We all know that girls in Afghanistan are least exposed to
learning opportunities. Afghan girls face poverty, lack of sanitation, and most
importantly social norms that force them to drop out before they even start
learning. Girls in rural areas enroll in school by the age of 7 and drop out by
the age of 12-13.
This article focuses on the lack of clean toilets and the lack of sanitary awareness that leads to dropping out. The majority of the cases that LEARN studied in Arghandab Kandahar had one factor in common 12-13-year-old girls drop out the most. But why a 12-year-old girl drops out in first place? one of the major reasons is the lack of “clean toilets”.
Afghan public schools lack clean toilets, talking about it is a taboo. The government schools have toilets that smell, the toilets don’t have running water, stepping in or passing the toilet on your way to any class one feels uncomfortable. The permission to use a toilet for a girl is already a taboo when she has started menstruating recently. But the horror of going to one and using it is a haunting story for itself.
This piece focuses on why clean toilets are important.
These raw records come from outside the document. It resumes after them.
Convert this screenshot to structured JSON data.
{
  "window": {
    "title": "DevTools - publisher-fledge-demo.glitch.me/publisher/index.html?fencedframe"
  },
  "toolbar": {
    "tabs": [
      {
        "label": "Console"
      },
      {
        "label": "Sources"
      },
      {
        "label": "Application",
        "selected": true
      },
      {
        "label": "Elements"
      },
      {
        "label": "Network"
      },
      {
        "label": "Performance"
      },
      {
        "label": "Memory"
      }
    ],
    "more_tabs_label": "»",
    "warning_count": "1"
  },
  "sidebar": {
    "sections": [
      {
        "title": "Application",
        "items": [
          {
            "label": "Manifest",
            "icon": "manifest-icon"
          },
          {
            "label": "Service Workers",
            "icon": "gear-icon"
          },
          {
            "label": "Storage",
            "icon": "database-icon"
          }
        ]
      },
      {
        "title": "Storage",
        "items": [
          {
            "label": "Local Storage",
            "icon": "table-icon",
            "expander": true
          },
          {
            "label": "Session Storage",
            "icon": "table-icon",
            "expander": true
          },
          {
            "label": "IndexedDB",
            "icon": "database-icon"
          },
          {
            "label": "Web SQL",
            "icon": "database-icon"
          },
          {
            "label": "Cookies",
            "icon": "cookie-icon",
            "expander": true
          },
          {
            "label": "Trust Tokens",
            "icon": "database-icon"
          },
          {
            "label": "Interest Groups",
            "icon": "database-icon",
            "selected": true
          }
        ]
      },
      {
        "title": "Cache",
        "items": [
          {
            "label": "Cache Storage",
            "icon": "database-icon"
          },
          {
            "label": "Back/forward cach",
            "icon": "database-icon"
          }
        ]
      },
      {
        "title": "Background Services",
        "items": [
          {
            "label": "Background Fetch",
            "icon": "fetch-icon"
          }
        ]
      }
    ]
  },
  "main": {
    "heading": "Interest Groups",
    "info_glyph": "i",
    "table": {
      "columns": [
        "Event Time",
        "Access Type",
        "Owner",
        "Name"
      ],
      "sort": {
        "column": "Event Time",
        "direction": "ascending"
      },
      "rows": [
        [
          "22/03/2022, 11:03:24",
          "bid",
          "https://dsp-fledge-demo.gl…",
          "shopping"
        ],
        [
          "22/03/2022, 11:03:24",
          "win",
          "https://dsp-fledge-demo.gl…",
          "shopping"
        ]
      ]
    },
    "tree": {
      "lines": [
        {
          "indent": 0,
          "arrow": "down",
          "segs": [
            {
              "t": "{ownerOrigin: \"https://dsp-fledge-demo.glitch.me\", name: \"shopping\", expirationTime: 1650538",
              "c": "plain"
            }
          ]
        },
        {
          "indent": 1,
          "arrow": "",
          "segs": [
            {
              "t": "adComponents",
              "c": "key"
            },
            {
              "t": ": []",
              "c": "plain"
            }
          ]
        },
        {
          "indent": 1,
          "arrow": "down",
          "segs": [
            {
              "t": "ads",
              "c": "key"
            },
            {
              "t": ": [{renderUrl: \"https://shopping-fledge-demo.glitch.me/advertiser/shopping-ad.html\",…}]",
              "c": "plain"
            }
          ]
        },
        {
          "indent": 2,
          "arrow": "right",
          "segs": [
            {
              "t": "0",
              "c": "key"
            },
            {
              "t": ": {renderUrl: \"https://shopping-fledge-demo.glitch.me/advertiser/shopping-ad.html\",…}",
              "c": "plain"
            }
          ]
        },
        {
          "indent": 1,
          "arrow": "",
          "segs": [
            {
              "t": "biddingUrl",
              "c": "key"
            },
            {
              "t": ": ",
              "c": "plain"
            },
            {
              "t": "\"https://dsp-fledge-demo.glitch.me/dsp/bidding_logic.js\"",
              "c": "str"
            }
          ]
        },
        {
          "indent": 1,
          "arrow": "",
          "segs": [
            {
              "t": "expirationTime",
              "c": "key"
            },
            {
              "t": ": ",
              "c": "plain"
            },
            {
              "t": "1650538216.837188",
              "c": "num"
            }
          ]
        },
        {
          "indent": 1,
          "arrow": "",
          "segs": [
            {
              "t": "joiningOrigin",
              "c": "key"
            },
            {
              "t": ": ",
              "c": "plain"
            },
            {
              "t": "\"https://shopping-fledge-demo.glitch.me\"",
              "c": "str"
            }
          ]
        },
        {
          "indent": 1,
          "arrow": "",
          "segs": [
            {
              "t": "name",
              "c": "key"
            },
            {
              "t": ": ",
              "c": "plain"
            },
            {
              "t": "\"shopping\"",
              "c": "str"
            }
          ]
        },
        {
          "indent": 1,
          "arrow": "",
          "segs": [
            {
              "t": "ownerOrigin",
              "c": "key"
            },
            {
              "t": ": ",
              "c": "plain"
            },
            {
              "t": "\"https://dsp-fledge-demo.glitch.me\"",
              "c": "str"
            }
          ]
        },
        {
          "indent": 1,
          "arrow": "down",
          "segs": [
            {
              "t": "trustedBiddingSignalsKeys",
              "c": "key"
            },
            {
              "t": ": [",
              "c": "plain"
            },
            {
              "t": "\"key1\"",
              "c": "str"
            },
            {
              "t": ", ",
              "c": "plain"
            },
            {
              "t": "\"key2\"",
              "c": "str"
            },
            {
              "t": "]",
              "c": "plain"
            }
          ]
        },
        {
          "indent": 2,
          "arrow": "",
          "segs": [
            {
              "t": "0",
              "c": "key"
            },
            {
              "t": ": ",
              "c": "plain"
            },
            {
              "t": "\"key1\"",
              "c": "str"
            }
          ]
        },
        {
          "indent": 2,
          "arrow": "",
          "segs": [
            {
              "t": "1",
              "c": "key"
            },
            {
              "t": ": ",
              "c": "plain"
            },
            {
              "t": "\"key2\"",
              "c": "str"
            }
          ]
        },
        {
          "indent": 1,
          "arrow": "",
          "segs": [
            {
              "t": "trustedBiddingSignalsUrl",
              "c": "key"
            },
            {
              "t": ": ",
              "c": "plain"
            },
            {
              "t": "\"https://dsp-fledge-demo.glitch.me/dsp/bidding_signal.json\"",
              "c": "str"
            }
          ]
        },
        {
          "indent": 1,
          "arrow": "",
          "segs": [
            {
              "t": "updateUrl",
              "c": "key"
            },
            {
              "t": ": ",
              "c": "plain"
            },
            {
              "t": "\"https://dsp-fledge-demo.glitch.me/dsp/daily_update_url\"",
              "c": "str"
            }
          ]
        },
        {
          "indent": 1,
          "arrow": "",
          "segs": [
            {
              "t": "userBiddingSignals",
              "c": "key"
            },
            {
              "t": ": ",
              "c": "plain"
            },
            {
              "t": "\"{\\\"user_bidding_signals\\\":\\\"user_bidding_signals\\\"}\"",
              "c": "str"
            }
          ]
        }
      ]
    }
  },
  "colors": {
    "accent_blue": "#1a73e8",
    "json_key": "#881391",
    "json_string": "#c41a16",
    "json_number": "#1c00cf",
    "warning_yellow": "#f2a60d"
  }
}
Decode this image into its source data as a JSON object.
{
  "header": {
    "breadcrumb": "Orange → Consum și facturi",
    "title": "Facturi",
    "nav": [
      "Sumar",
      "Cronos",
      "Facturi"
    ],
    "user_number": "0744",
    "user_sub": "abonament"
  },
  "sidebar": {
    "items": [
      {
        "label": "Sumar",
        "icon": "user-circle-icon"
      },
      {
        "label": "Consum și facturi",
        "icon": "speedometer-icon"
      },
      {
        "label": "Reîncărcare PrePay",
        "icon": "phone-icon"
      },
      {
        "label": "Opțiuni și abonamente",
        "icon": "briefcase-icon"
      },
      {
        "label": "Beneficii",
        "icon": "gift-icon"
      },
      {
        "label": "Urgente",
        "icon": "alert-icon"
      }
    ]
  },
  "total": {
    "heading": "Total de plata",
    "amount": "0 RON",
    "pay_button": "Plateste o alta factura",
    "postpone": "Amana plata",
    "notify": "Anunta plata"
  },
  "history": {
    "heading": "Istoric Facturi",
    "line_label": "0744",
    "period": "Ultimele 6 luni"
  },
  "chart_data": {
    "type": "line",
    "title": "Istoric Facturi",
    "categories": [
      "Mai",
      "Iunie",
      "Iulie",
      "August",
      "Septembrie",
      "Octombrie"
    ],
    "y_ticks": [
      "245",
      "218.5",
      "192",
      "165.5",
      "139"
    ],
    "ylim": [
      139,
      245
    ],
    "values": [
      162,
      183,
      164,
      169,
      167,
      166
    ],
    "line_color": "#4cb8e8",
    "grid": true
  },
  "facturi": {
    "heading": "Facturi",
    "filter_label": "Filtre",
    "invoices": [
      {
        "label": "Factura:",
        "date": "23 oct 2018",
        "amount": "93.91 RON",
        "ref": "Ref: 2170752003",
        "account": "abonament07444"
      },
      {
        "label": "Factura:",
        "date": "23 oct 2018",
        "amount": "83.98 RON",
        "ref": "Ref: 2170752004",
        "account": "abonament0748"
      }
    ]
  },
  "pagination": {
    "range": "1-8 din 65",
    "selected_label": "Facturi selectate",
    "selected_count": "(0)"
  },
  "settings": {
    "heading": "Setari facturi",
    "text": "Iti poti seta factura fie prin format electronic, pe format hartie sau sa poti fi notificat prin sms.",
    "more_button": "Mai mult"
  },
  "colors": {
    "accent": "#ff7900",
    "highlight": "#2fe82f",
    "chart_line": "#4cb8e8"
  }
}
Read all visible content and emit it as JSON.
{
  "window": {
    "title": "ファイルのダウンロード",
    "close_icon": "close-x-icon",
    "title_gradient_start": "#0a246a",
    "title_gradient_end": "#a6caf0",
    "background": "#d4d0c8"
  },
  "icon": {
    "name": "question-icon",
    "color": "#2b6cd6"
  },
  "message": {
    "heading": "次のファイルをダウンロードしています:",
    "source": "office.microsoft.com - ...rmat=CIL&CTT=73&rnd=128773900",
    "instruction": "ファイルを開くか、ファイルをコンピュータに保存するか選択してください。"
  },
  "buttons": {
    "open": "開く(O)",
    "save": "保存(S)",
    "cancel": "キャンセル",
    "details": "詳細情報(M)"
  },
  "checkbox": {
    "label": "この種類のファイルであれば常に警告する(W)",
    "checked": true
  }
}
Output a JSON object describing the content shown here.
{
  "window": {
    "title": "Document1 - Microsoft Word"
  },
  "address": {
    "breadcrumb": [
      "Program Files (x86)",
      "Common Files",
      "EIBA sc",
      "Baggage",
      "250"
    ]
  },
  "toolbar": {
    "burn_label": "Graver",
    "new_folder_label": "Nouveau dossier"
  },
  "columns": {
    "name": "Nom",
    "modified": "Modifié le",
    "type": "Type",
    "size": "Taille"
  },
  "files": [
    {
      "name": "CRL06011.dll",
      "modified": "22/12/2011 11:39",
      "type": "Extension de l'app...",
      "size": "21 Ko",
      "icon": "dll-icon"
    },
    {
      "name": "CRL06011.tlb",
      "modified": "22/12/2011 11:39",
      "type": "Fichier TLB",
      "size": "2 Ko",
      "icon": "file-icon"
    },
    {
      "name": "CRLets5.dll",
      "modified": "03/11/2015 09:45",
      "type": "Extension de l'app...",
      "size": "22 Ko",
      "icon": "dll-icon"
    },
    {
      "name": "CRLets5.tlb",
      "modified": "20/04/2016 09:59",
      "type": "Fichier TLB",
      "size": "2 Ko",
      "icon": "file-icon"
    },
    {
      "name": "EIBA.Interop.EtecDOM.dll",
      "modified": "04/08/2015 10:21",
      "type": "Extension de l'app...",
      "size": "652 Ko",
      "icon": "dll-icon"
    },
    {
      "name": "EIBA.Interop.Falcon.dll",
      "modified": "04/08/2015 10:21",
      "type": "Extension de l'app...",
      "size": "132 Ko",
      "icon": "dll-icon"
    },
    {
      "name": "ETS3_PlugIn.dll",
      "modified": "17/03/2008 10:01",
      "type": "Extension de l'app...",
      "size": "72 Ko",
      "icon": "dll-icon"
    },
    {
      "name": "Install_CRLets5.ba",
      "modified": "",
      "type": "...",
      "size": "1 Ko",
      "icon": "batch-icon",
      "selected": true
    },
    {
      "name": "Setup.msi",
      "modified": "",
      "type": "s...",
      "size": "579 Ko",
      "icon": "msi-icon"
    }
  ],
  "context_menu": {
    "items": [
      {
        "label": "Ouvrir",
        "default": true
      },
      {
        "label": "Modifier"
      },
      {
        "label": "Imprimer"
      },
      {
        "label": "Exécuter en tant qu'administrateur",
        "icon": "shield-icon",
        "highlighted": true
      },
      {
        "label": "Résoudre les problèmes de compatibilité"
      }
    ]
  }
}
Because as women have small urethras they cannot hold urine as compared to the
men. It’s important to understand that young girl who is menstruating if they
don’t change pads or don’t use washroom they will develop UTI (Urinary tract
infection), which results in either absentees or a girl to permanently drop out
of school. Because of the shame, one has to go through for a stained shirt or
trousers in schools.
How to combat toilet problems in Afghan public schools.
1: School administrative staff should be held accountable.
2: Toilets in schools should be cleaned and sanitation should be maintained.
3: Permission to go to the washroom should be questioned we don’t need children especially girls asking for permission to relieve themselves. (Let them be)
4: New washrooms should be engineered well in schools that the Ministry of Education is planning on building or currently runs.
5: A basic WASH workshop should be part of the curriculum for children to understand how to use toilets. What is sanitation why being it important.
Toilets are not rockets. Clean toilets mean less number of girls being absent. As adults, we owe it to our younger generation to give them facilities that they need on an everyday basis to learn and serve this country.
The writer is Pashtana Durrani, an activist, educator, innovator, and writer. She currently is Executive Director of @LEARNAfg. Global youth representative for Amnesty International and contributes to Afghanistan Times.